### Try it
Give an exact copy of the line that has "Convert this screenshot" and of every line below it, through the last, with nothing else.

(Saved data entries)
▬▬▬▬▬▬

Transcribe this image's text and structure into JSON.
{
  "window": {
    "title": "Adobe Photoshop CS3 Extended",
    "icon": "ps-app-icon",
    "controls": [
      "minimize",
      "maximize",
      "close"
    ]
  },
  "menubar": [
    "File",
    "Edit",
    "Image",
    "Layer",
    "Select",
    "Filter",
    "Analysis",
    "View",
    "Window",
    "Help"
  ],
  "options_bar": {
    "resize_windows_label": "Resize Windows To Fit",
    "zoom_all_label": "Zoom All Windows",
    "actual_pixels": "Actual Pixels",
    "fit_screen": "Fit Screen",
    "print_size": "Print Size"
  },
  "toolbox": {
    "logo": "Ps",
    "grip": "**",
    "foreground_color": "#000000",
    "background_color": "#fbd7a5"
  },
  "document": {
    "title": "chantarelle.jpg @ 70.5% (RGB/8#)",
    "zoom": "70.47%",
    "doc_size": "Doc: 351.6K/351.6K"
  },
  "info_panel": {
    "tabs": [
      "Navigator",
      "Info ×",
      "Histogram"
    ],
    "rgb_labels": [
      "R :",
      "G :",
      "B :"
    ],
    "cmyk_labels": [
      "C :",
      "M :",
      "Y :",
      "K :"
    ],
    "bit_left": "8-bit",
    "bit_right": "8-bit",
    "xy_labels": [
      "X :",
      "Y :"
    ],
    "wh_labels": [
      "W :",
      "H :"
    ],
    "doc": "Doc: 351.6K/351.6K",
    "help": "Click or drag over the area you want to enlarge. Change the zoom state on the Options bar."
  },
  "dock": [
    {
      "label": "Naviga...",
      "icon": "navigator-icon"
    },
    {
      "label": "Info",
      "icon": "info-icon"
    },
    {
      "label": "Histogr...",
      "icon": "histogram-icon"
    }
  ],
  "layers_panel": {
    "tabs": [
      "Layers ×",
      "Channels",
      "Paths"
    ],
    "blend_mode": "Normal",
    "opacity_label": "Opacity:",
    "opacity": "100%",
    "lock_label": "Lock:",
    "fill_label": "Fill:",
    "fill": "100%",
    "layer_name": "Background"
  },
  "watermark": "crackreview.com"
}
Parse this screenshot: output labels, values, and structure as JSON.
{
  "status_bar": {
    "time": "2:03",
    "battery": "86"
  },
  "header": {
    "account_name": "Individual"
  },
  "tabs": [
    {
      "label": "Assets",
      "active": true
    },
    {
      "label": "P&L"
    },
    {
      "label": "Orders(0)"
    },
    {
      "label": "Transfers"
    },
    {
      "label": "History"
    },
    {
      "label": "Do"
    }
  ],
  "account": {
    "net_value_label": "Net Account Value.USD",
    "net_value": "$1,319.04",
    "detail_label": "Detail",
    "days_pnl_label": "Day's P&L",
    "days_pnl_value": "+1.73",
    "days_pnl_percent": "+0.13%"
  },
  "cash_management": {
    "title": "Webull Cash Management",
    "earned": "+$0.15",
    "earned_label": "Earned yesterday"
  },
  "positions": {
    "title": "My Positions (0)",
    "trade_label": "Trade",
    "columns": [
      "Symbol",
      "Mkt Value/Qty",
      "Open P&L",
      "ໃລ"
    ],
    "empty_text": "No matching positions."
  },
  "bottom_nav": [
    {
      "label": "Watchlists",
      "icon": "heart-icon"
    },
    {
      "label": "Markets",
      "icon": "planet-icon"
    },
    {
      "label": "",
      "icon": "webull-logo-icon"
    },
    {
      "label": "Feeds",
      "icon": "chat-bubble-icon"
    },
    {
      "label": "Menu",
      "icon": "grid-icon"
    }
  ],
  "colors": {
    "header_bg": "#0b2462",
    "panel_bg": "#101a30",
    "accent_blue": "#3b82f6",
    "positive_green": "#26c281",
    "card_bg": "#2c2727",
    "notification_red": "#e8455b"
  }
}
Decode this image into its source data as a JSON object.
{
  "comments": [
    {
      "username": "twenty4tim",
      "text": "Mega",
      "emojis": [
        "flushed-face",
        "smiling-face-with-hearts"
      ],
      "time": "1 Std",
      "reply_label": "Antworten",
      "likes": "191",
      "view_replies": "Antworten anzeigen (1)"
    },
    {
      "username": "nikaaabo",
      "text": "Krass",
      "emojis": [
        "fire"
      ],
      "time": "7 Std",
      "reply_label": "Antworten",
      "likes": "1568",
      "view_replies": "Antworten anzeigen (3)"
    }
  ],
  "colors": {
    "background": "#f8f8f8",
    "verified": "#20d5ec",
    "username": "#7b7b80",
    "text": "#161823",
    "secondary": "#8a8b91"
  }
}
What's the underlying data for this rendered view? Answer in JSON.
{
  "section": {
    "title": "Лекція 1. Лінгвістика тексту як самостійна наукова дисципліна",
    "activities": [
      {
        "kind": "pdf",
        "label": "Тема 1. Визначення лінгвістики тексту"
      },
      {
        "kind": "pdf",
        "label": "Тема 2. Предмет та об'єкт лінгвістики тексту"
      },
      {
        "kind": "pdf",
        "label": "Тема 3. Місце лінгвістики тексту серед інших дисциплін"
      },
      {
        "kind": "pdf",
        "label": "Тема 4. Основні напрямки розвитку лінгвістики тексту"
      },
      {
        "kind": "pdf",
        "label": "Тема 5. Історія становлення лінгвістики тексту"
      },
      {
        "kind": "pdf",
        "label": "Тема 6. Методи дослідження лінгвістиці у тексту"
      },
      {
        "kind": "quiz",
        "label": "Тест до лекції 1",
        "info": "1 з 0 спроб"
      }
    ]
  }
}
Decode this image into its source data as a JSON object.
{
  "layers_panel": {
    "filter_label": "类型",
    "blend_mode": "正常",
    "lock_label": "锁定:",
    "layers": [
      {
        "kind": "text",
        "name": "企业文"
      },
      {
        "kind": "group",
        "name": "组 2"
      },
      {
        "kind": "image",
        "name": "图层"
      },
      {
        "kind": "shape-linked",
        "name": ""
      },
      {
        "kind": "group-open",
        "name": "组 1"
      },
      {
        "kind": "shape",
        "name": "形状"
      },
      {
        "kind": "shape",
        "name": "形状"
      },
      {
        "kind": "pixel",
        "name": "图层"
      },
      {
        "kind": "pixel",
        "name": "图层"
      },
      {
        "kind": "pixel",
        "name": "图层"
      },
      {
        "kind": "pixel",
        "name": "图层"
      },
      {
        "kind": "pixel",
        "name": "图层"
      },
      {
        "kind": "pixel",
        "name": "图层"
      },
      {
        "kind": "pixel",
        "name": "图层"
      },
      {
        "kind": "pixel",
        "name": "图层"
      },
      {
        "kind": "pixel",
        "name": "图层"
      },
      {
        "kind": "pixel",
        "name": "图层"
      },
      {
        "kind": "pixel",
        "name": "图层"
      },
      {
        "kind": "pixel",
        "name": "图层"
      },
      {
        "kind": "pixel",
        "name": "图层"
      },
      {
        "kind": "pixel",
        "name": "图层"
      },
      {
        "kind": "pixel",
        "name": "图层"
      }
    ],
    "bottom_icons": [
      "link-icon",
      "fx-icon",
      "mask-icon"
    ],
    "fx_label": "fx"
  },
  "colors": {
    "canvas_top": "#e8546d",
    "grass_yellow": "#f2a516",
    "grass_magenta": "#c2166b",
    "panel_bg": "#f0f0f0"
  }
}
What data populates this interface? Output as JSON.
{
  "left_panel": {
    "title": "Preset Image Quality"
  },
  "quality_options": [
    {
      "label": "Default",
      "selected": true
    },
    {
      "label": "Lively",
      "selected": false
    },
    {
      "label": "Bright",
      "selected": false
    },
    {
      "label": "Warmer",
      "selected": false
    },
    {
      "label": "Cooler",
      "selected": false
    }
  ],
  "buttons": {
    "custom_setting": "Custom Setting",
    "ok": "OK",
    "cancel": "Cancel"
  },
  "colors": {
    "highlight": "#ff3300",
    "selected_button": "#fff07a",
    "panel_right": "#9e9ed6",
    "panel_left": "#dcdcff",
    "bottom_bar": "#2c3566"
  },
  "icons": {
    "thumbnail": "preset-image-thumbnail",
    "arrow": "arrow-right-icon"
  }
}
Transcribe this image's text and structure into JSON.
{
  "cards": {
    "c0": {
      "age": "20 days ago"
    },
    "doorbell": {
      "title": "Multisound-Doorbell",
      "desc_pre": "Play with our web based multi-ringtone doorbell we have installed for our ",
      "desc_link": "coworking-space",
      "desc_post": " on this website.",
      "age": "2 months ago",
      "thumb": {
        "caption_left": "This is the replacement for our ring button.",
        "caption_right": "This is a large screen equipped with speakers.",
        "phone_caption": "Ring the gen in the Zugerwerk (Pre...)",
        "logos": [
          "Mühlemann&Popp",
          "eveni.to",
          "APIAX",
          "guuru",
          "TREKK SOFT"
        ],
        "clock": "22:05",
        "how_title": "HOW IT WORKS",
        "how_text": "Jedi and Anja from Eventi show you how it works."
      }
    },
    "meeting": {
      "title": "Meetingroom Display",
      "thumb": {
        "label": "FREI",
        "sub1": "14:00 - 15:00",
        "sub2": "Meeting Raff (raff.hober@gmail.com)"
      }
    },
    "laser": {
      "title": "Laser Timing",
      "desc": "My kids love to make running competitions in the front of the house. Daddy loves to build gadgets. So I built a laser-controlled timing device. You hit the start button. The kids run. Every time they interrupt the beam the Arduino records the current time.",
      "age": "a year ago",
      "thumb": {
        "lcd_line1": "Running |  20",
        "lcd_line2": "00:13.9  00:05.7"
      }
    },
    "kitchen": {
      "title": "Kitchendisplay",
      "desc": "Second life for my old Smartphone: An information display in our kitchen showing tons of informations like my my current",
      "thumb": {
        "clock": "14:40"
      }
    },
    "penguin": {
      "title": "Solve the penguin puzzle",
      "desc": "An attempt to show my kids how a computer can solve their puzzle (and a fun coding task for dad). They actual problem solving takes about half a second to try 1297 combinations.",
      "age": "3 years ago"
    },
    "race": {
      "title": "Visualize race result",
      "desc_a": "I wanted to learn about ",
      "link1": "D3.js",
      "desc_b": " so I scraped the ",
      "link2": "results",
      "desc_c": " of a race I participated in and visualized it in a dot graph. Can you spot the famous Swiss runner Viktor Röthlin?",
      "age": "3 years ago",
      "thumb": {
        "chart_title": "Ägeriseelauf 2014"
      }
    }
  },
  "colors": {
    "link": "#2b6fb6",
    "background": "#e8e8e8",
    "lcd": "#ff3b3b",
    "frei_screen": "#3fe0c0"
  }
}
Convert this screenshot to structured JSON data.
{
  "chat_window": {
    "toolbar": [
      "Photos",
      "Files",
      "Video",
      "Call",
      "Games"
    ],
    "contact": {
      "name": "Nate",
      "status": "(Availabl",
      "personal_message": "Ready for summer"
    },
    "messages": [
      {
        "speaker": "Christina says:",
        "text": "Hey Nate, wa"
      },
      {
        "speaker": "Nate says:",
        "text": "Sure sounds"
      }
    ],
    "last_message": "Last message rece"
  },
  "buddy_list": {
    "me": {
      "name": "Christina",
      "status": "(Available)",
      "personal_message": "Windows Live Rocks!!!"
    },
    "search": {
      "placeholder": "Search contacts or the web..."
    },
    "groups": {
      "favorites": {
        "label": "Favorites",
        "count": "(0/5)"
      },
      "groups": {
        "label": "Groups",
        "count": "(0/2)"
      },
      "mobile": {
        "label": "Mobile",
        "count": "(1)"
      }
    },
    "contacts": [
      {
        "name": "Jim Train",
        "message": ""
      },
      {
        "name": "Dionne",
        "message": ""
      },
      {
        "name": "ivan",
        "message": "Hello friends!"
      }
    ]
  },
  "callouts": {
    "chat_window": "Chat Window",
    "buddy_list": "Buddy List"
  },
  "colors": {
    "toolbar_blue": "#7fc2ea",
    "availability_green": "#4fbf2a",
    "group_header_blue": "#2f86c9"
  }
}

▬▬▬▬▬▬

### Problem solution
Convert this screenshot to structured JSON data.
{
  "chat_window": {
    "toolbar": [
      "Photos",
      "Files",
      "Video",
      "Call",
      "Games"
    ],
    "contact": {
      "name": "Nate",
      "status": "(Availabl",
      "personal_message": "Ready for summer"
    },
    "messages": [
      {
        "speaker": "Christina says:",
        "text": "Hey Nate, wa"
      },
      {
        "speaker": "Nate says:",
        "text": "Sure sounds"
      }
    ],
    "last_message": "Last message rece"
  },
  "buddy_list": {
    "me": {
      "name": "Christina",
      "status": "(Available)",
      "personal_message": "Windows Live Rocks!!!"
    },
    "search": {
      "placeholder": "Search contacts or the web..."
    },
    "groups": {
      "favorites": {
        "label": "Favorites",
        "count": "(0/5)"
      },
      "groups": {
        "label": "Groups",
        "count": "(0/2)"
      },
      "mobile": {
        "label": "Mobile",
        "count": "(1)"
      }
    },
    "contacts": [
      {
        "name": "Jim Train",
        "message": ""
      },
      {
        "name": "Dionne",
        "message": ""
      },
      {
        "name": "ivan",
        "message": "Hello friends!"
      }
    ]
  },
  "callouts": {
    "chat_window": "Chat Window",
    "buddy_list": "Buddy List"
  },
  "colors": {
    "toolbar_blue": "#7fc2ea",
    "availability_green": "#4fbf2a",
    "group_header_blue": "#2f86c9"
  }
}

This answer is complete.